The risks with this strategy center around the opportunity costs of not pursuing contracts that contain certain Level 3 requirements. By deploying in GCC, a contractors “ceiling” will be work that does not include export-controlled data. For some, that may be fine, but when an opportunity arises that requires handing of export-controlled data, the contractor will need to transition to GCC High and then re-certify at that level. This is no small effort as it includes a data migration, user disruption, re-implementing security controls, updating policies and then passing a C3PAO audit. There is also a timing consideration. When you factor in CMMC’s requirement to “habitually and persistently” demonstrate maturity, this transition can easily take 6-9 months or even longer.
It’s also important to note that the costs associated with a data migration are almost always more expensive in the future. This is due to increased users and data storage, as well as any incremental customizations of Teams/SharePoint. Also, security settings do not “migrate;” they must be re-set. User disruption around migration and other tasks such as re-enrolling devices should also be a consideration. Finally, GCC does not have full parity with Commercial. There are still some features that are not fully available.
We recently worked with a defense contractor with about 250 people evaluating the best version of Microsoft 365. The options were to move from Commercial to GCC High or move to GCC first and then GCC High in the following year. We compared the cost of licensing, migrating once, or twice with a steady-state environment (i.e. no growth). The result was they only saved 10-15% with the two-step strategy. Relative to the disruption caused by two migrations and the business risk associated with not being able to pursue all types of business, the savings were simply not worth it.

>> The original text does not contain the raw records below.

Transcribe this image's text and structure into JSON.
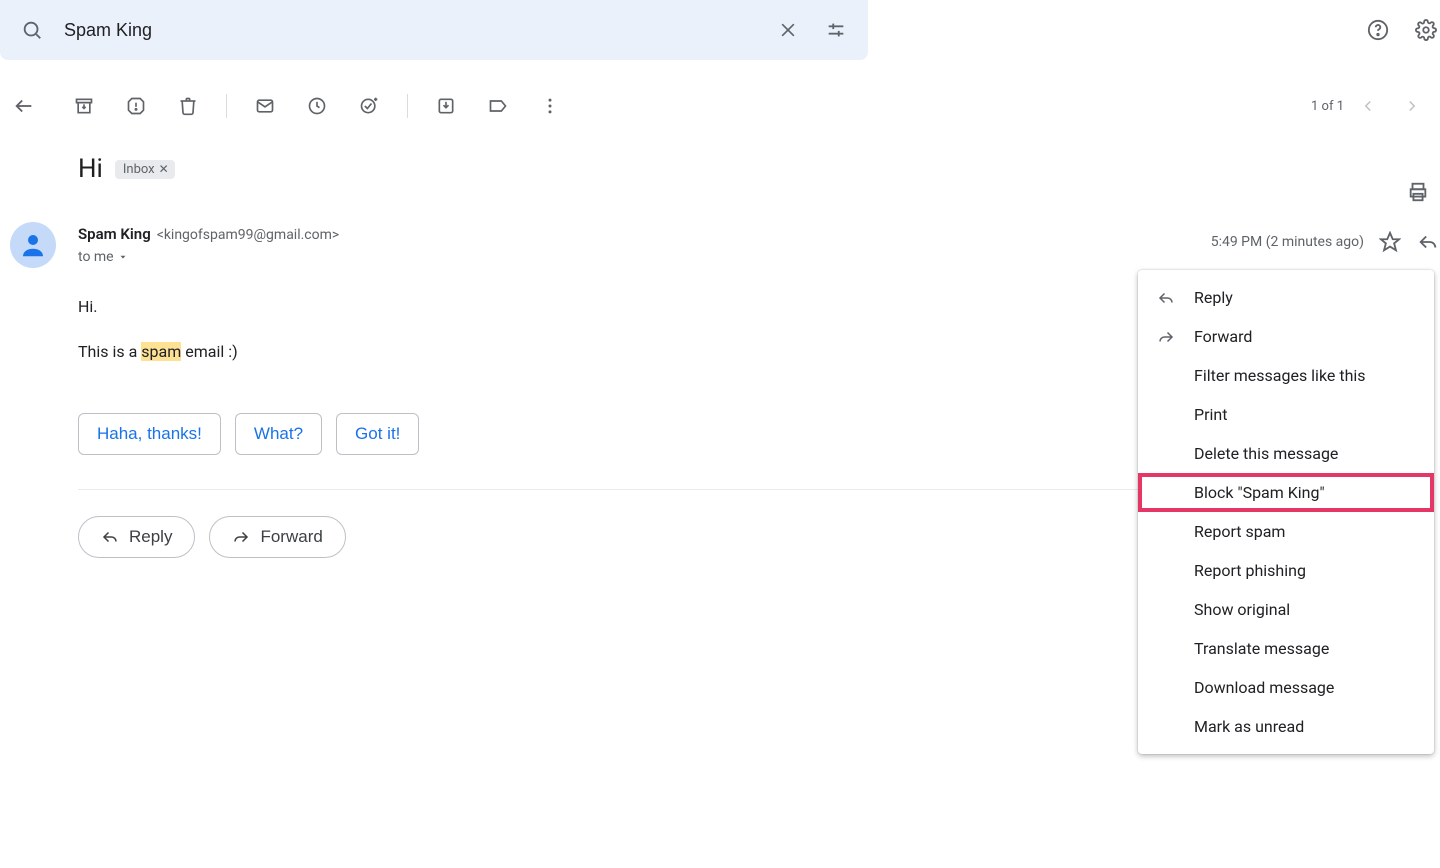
{
  "search": {
    "query": "Spam King"
  },
  "pager": {
    "label": "1 of 1"
  },
  "message": {
    "subject": "Hi",
    "label": "Inbox",
    "sender_name": "Spam King",
    "sender_email": "<kingofspam99@gmail.com>",
    "to_line": "to me",
    "timestamp": "5:49 PM (2 minutes ago)",
    "body_prefix": "Hi.",
    "body_line2_pre": "This is a ",
    "body_line2_highlight": "spam",
    "body_line2_post": " email :)"
  },
  "smart_replies": [
    "Haha, thanks!",
    "What?",
    "Got it!"
  ],
  "actions": {
    "reply": "Reply",
    "forward": "Forward"
  },
  "menu": {
    "reply": "Reply",
    "forward": "Forward",
    "filter": "Filter messages like this",
    "print": "Print",
    "delete": "Delete this message",
    "block": "Block \"Spam King\"",
    "report_spam": "Report spam",
    "report_phishing": "Report phishing",
    "show_original": "Show original",
    "translate": "Translate message",
    "download": "Download message",
    "mark_unread": "Mark as unread"
  }
}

Microsoft 365 GCC High is the only version of the service that Microsoft will attest is compliant with CMMC Level 3. It meets data sovereignty requirements associated with export controlled (i.e. ITAR) data with CONUS data residency and US-based support and administration.
Further, GCC High is growing in adoption with most of the largest prime contractors either using, or moving towards, the platform. As these primes evaluate teaming partners relative to DFARS 252.204-7020, they will have more confidence with subcontractors who are also in GCC High. Finally, at least in the short term, as cross-cloud sharing issues persist, deployment in GCC High will enable collaboration between primes and sub contractors, which facilitates continued business relationships.
GCC High is far from perfect. While Microsoft has done a great job over the last couple years closing the feature gap and continues to make steady progress, feature parity issues continue to be a challenge. The hope is that by year-end, many of the largest issues including cross-cloud sharing should be mitigated, if not eliminated.
The cost of GCC High is also a challenge. The simple reality is that a replicate version of the entire Microsoft solution with US-based support and administration brings a higher cost basis and less scale to distribute – and mitigate – those costs. However, the long-term benefits of meeting advanced security requirements and potential competitive advantages associated with higher security should make this a worthwhile investment.
All told, this news creates additional options for some companies working in the DIB, but not for those expecting to require CMMC Level 3 certification. To summarize:
C3 has supported the Office 365 solution for almost 10 years and the GCC High platform for almost three years now. With well over 100 DIB clients, we have the experience to help you understand the benefits and risks of all versions of the Microsoft 365 platform.
We can help you understand feature differences as well as the cost impact of multiple scenarios to ensure you make the right choice for your business. To learn more, contact us at firstname.lastname@example.org.